2. Wanderings: Saint Edward State Park (again) One of the best things about hiking is that you can return time and again to the same place, and not once will you have the same experience. Here, I introduce my son to one of my favorite places.


Evergreen State Shirts are Here!

This Nature Nerd decided to take on a fun project this holiday season, and I'm excited to share with you the very first shirt design from A Day Without Rain! This design idea has been in my head for a few years, and I finally found a way to make it happen.

I'm very excited to sport my new shirt on the trails next year, and I hope you all will join me in showing your love for our Evergreen State!
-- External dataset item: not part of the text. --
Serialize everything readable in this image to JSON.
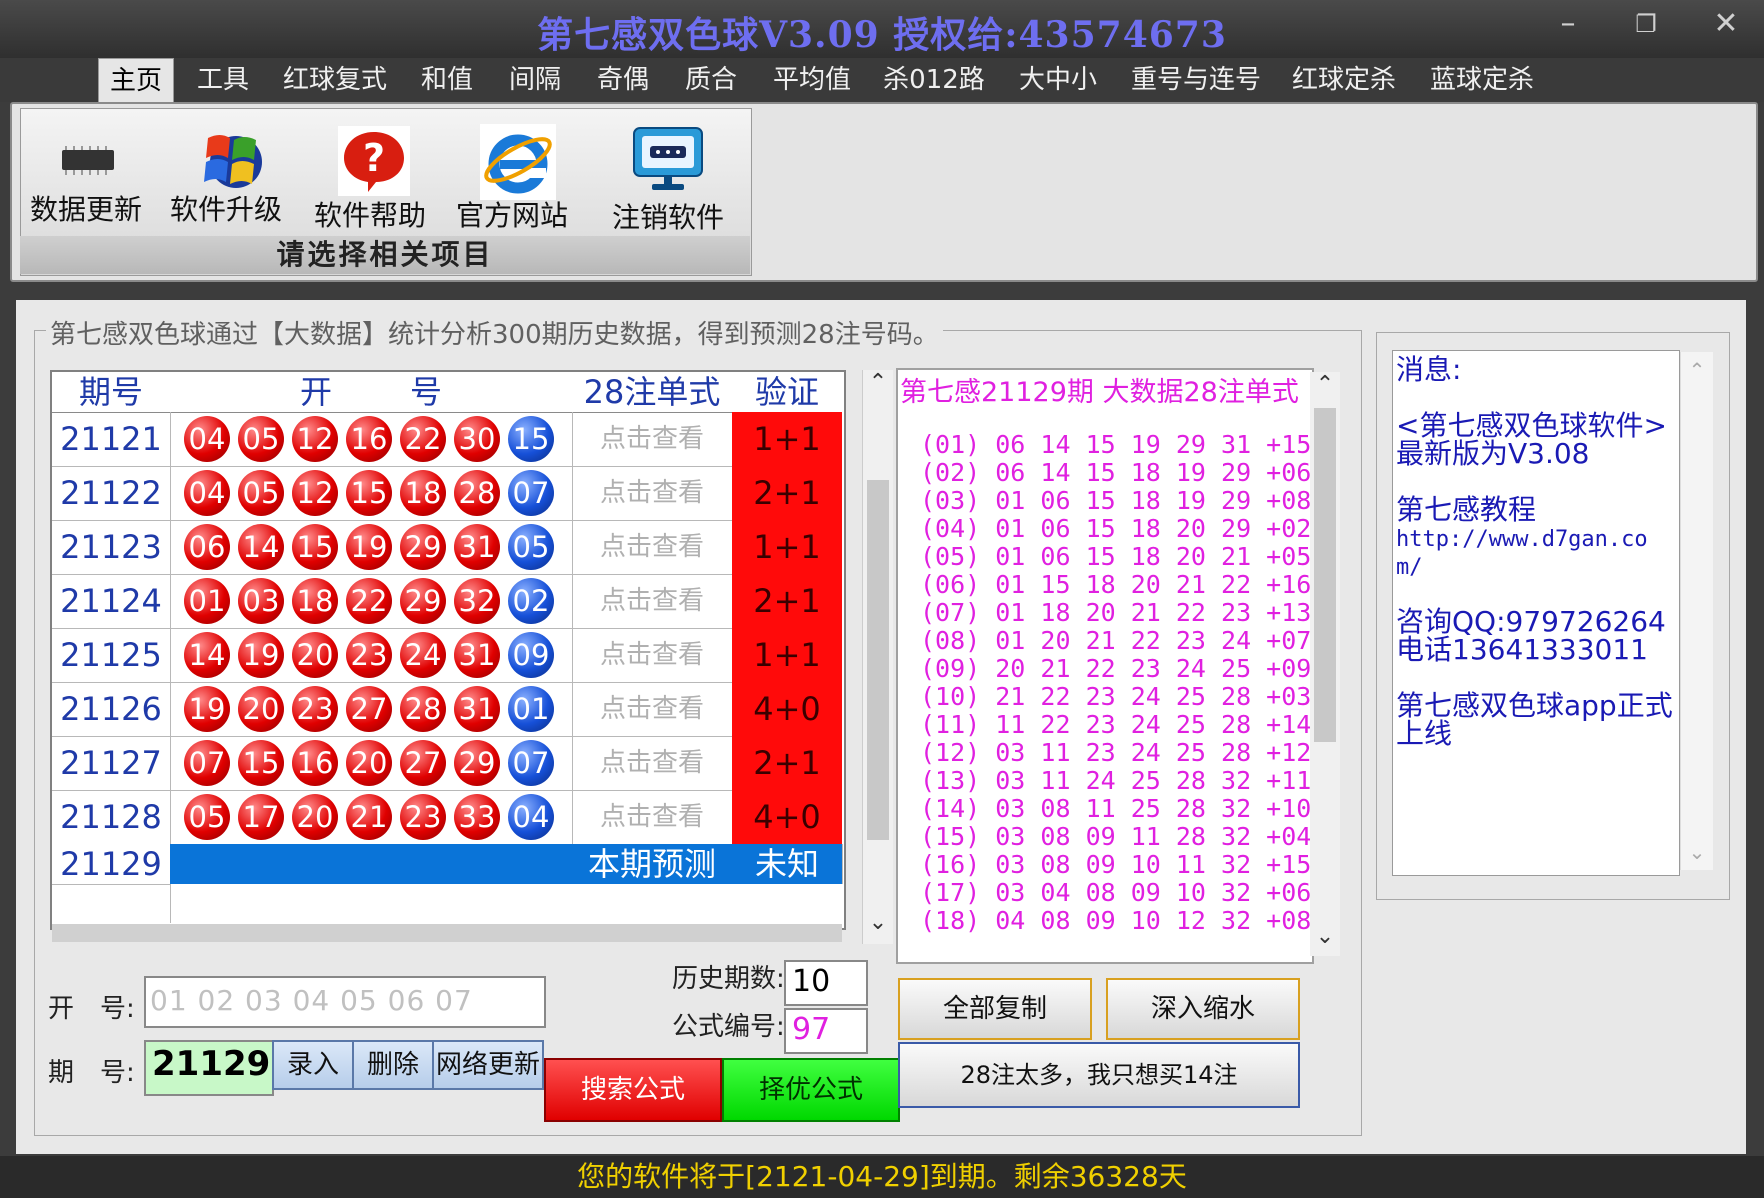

Shirts are on sale now through December 14th.


Environmental Issues: Plastic Pollution

Salty sea breezes, crashing waves and footprints in wet sand. A visit to the beach brings back nostalgic memories of youth, offers opportunities for discovery, and leaves one with a refreshed perspective as we stand before the frothing tide and gaze outward at the vast ocean. When we look at the ocean, we see an immense body of heaving water stretching to a horizon we'll never reach. What we do not see is the alarming volume of plastic churning within those waves.

While holding the title as the singular material responsible for the convenience and ease of our daily lives, plastic is also causing an ecological disaster. I recently attended a workshop put on by the King Conservation District, Horses for Clean Water, and Plastic Ain't Our Bag on the subject of reducing our use of plastics. Although this is an issue with which I've long been familiar, even I was surprised at the information that was presented on the issue as I sat in horrified awe in the classroom at Brightwa…

Wanderings: Saint Edward State Park (again)

One of the best things about hiking is that you can return time and again to the same place, and not once will you have the same experience. The landscape changes with the seasons, the weather, the time of day. What you notice - hear, see, and smell -  will vary depending on your companions, mood, the pace at which you're walking.

Saint Edward State Park has long been one of my favorite places to visit, and has been featured in many posts here on the blog. It was the place where, on a field trip with my college ecology class, I first forged a connection with nature in a way that piqued my curiosity, commanded my respect, and fostered a sense of stewardship. It was the first place my older sister and I hiked together, the beginning of our adventures which have since taken us to some pretty spectacular places. It was the place my husband and I frequently visited to escape the summer heat when we lived in a condo nearby. It was the first place I took my son for a hike …